An excellent opinion article by Susan P. Crawford, “The New Digital Divide” provides a valid reason why Public Libraries, Special and Academic Libraries provide a value in the digital age. For the majority of citizen’s, the only access they have to medical, law, jobs and skills is through a cell phone. The “poor and working class – either cannot afford access or use restricted wireless access as their only connection to the Internet.” Indeed, the “library as place” can offer connection speeds as high as Docsis 2.0 and 3.0 or 105 megabits per second, fast enough to download a music album in three seconds. The library can offer high speed connections when wireless is too slow.
The Pew Internet and American Life Project recently came out with a study that shows how the divide is affecting economic growth. According to the study, almost 25% of Americans do not have unrestricted access to the Internet. However, roughly 44% of lower income families have some kind of Smart Phones.
The new digital divide can be combated with a new learning center or library environment. The provision of library internet access will enable the community to use real-time video conferencing and virtual classrooms. It can support job creation, higher quality healthcare, better skills and virtual diplomas.
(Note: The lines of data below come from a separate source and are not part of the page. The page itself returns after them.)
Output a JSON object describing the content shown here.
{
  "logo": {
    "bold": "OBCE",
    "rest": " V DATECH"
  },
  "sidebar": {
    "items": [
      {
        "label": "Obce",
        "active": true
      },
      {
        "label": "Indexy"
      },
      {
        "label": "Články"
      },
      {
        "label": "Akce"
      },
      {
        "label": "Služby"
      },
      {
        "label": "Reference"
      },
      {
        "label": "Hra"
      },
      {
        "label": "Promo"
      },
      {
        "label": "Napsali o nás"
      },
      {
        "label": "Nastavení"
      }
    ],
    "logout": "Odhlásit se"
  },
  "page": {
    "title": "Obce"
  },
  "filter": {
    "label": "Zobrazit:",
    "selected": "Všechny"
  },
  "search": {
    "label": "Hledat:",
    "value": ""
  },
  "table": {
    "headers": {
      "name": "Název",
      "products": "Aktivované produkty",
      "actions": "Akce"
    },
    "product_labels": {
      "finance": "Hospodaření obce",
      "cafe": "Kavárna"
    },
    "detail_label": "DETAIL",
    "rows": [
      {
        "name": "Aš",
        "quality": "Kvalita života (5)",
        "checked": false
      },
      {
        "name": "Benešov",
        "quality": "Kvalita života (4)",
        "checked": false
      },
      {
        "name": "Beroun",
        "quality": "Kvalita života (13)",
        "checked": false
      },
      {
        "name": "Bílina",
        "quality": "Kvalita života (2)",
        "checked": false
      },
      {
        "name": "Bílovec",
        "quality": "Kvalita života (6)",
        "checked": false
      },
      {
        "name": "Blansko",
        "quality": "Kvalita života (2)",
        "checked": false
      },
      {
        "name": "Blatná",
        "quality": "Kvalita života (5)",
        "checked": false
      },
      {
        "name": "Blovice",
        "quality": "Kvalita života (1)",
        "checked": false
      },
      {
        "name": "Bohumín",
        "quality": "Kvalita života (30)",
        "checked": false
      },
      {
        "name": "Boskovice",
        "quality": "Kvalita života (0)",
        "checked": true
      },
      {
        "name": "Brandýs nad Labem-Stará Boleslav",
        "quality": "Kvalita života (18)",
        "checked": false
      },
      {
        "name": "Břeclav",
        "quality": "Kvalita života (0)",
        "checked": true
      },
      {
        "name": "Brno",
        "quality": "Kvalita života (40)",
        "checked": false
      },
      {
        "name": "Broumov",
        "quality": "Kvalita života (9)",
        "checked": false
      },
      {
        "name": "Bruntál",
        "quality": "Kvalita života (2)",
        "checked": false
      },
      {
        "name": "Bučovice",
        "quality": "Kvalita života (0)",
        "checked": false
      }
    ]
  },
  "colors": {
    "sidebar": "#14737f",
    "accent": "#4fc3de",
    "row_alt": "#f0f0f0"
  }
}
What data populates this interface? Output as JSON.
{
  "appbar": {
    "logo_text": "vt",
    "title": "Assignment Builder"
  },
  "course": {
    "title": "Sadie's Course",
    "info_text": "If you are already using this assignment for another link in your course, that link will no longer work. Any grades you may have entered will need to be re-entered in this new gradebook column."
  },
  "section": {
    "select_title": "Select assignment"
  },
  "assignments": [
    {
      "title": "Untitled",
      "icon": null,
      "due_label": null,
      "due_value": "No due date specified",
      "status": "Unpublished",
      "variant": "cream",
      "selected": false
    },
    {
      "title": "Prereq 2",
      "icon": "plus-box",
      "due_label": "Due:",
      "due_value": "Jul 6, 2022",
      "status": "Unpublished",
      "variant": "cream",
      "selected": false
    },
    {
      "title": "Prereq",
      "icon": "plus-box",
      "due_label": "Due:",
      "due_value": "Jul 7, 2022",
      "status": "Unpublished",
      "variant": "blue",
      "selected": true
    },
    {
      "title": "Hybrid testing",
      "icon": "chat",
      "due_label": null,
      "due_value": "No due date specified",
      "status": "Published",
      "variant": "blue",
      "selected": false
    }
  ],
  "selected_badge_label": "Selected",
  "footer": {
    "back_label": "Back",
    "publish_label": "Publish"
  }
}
The “library as place” is a way to share our resources and build a better future.